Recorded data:

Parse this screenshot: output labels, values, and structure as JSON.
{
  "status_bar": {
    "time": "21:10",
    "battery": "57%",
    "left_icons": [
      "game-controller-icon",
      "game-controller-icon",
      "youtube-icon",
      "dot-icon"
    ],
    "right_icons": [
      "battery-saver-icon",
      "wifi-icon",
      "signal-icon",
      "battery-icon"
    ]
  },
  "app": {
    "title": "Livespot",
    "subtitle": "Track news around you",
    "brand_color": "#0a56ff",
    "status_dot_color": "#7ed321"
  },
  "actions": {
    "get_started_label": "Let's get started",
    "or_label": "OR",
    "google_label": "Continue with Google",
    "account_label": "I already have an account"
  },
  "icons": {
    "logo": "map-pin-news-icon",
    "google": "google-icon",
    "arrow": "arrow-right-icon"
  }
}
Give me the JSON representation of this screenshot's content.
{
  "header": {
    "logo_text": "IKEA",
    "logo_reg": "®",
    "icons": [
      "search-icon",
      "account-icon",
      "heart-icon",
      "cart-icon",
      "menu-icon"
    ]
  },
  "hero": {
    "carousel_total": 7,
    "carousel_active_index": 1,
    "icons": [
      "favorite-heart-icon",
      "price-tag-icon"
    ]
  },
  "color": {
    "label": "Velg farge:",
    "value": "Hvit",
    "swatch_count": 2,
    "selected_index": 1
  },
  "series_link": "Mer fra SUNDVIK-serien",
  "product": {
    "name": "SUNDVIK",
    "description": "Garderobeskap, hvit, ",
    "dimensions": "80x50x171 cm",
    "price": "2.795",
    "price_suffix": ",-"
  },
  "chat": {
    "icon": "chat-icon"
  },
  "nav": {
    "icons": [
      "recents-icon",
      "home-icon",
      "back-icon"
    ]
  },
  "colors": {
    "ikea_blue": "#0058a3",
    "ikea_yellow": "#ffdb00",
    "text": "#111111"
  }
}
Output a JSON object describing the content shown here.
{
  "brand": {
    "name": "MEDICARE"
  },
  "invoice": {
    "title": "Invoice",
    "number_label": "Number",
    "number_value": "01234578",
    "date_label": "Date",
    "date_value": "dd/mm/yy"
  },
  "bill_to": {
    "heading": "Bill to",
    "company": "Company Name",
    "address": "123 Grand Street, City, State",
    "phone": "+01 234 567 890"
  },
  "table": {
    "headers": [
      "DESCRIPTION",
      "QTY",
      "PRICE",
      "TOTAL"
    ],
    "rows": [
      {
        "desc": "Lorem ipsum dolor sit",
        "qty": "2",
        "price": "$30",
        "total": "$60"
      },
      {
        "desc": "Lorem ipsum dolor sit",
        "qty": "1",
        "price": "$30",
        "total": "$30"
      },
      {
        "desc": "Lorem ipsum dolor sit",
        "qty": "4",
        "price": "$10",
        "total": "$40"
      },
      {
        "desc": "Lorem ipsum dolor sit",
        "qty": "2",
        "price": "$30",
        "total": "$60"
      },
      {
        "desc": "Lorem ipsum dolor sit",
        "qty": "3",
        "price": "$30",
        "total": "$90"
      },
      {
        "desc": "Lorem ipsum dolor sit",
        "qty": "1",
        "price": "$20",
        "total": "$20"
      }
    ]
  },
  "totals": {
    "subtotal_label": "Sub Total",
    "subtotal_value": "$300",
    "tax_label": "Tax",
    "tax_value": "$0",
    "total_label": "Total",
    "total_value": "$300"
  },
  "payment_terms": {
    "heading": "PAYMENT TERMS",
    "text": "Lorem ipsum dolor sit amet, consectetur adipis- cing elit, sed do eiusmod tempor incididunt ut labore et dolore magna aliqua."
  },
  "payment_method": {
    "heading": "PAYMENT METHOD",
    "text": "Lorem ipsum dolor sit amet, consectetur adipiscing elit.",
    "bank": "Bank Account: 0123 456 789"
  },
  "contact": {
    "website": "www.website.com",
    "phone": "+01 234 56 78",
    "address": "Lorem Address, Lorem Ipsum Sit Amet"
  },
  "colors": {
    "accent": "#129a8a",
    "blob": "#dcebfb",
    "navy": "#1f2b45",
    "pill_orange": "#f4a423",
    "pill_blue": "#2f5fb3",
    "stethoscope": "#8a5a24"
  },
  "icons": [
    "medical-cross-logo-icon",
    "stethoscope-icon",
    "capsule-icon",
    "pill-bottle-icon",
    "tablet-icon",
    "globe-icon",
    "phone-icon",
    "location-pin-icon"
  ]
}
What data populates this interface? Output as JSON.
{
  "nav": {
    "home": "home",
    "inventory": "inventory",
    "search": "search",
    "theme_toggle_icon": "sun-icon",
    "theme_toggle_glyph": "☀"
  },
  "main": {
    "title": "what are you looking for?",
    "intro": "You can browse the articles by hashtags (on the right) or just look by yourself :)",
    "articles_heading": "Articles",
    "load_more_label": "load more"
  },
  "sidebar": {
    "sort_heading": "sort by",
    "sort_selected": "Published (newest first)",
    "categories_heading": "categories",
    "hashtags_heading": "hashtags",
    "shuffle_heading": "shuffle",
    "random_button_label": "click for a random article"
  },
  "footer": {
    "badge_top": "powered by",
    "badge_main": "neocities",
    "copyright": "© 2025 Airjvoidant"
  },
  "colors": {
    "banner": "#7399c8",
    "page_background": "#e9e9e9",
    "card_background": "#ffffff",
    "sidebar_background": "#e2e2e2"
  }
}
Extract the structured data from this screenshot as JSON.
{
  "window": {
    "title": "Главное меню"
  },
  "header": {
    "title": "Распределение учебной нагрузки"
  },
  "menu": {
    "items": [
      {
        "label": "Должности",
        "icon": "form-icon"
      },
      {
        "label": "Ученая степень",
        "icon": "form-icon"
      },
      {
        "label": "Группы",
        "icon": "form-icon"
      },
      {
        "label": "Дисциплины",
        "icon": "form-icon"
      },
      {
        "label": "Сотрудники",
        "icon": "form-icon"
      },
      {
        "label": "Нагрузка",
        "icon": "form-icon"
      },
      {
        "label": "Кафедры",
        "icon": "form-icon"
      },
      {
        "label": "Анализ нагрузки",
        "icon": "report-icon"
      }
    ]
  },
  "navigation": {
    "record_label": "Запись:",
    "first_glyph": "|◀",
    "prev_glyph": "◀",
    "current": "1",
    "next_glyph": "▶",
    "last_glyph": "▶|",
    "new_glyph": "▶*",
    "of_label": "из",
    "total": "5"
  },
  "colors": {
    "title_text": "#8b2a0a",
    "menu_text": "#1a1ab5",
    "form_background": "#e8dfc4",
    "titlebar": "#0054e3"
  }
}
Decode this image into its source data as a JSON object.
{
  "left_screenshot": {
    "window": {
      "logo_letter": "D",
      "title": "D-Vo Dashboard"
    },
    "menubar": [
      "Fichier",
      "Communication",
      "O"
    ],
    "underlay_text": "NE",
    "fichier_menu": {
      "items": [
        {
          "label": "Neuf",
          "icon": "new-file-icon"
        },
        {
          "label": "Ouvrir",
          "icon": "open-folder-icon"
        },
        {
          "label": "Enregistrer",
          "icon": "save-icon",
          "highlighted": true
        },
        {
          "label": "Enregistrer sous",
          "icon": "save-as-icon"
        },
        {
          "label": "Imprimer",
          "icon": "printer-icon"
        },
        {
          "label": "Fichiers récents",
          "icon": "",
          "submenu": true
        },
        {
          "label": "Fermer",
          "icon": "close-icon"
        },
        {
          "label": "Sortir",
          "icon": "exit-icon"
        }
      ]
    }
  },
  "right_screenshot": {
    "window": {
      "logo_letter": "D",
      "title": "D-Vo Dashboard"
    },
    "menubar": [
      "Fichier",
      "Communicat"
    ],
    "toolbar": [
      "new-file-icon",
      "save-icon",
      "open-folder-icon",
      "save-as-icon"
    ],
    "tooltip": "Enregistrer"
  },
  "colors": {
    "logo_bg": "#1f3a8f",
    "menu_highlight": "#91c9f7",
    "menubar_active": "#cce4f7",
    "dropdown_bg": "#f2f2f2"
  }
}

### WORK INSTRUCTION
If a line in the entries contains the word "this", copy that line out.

### OUTPUT
Parse this screenshot: output labels, values, and structure as JSON.
Give me the JSON representation of this screenshot's content.
What data populates this interface? Output as JSON.
Extract the structured data from this screenshot as JSON.
Decode this image into its source data as a JSON object.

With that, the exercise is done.